▶ Task instructions:
Quote every entry word for word.

▶ Data excerpts:
------------

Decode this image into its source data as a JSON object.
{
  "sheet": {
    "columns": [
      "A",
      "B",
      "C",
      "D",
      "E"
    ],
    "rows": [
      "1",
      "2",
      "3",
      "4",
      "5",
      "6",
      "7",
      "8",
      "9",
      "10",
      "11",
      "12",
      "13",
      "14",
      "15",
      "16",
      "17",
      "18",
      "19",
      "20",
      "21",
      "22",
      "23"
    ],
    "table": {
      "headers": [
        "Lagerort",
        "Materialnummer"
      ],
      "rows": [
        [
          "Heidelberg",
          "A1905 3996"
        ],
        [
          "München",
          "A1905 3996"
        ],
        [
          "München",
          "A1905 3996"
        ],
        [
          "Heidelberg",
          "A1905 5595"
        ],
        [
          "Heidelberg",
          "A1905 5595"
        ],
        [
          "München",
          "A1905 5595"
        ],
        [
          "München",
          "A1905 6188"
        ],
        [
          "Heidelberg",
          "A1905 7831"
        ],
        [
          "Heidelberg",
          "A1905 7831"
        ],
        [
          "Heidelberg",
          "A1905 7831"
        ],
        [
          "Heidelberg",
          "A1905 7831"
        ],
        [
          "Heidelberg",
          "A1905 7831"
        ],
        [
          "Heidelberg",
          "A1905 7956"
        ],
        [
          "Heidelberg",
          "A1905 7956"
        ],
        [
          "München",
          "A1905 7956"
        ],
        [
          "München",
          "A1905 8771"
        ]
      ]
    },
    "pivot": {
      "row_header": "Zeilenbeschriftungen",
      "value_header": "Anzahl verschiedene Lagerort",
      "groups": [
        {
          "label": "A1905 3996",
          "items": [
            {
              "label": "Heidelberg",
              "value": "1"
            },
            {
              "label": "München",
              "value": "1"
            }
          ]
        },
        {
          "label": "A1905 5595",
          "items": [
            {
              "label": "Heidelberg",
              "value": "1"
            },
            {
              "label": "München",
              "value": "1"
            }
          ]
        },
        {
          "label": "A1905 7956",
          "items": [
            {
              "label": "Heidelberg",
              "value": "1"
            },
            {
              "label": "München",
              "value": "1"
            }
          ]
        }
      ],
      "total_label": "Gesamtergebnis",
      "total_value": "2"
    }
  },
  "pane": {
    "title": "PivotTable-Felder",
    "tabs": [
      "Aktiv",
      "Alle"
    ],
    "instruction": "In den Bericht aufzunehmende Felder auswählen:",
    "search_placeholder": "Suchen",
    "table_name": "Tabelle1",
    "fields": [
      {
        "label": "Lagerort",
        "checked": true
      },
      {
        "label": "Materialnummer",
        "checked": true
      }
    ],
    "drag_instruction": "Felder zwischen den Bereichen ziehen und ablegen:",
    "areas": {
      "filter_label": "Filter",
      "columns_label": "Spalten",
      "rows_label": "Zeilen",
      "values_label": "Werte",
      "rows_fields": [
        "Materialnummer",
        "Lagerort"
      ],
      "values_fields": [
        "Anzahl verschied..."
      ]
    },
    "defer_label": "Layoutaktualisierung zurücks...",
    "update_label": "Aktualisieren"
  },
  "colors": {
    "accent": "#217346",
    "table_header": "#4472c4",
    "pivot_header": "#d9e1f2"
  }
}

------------

▶ Task response:
Decode this image into its source data as a JSON object.
{
  "sheet": {
    "columns": [
      "A",
      "B",
      "C",
      "D",
      "E"
    ],
    "rows": [
      "1",
      "2",
      "3",
      "4",
      "5",
      "6",
      "7",
      "8",
      "9",
      "10",
      "11",
      "12",
      "13",
      "14",
      "15",
      "16",
      "17",
      "18",
      "19",
      "20",
      "21",
      "22",
      "23"
    ],
    "table": {
      "headers": [
        "Lagerort",
        "Materialnummer"
      ],
      "rows": [
        [
          "Heidelberg",
          "A1905 3996"
        ],
        [
          "München",
          "A1905 3996"
        ],
        [
          "München",
          "A1905 3996"
        ],
        [
          "Heidelberg",
          "A1905 5595"
        ],
        [
          "Heidelberg",
          "A1905 5595"
        ],
        [
          "München",
          "A1905 5595"
        ],
        [
          "München",
          "A1905 6188"
        ],
        [
          "Heidelberg",
          "A1905 7831"
        ],
        [
          "Heidelberg",
          "A1905 7831"
        ],
        [
          "Heidelberg",
          "A1905 7831"
        ],
        [
          "Heidelberg",
          "A1905 7831"
        ],
        [
          "Heidelberg",
          "A1905 7831"
        ],
        [
          "Heidelberg",
          "A1905 7956"
        ],
        [
          "Heidelberg",
          "A1905 7956"
        ],
        [
          "München",
          "A1905 7956"
        ],
        [
          "München",
          "A1905 8771"
        ]
      ]
    },
    "pivot": {
      "row_header": "Zeilenbeschriftungen",
      "value_header": "Anzahl verschiedene Lagerort",
      "groups": [
        {
          "label": "A1905 3996",
          "items": [
            {
              "label": "Heidelberg",
              "value": "1"
            },
            {
              "label": "München",
              "value": "1"
            }
          ]
        },
        {
          "label": "A1905 5595",
          "items": [
            {
              "label": "Heidelberg",
              "value": "1"
            },
            {
              "label": "München",
              "value": "1"
            }
          ]
        },
        {
          "label": "A1905 7956",
          "items": [
            {
              "label": "Heidelberg",
              "value": "1"
            },
            {
              "label": "München",
              "value": "1"
            }
          ]
        }
      ],
      "total_label": "Gesamtergebnis",
      "total_value": "2"
    }
  },
  "pane": {
    "title": "PivotTable-Felder",
    "tabs": [
      "Aktiv",
      "Alle"
    ],
    "instruction": "In den Bericht aufzunehmende Felder auswählen:",
    "search_placeholder": "Suchen",
    "table_name": "Tabelle1",
    "fields": [
      {
        "label": "Lagerort",
        "checked": true
      },
      {
        "label": "Materialnummer",
        "checked": true
      }
    ],
    "drag_instruction": "Felder zwischen den Bereichen ziehen und ablegen:",
    "areas": {
      "filter_label": "Filter",
      "columns_label": "Spalten",
      "rows_label": "Zeilen",
      "values_label": "Werte",
      "rows_fields": [
        "Materialnummer",
        "Lagerort"
      ],
      "values_fields": [
        "Anzahl verschied..."
      ]
    },
    "defer_label": "Layoutaktualisierung zurücks...",
    "update_label": "Aktualisieren"
  },
  "colors": {
    "accent": "#217346",
    "table_header": "#4472c4",
    "pivot_header": "#d9e1f2"
  }
}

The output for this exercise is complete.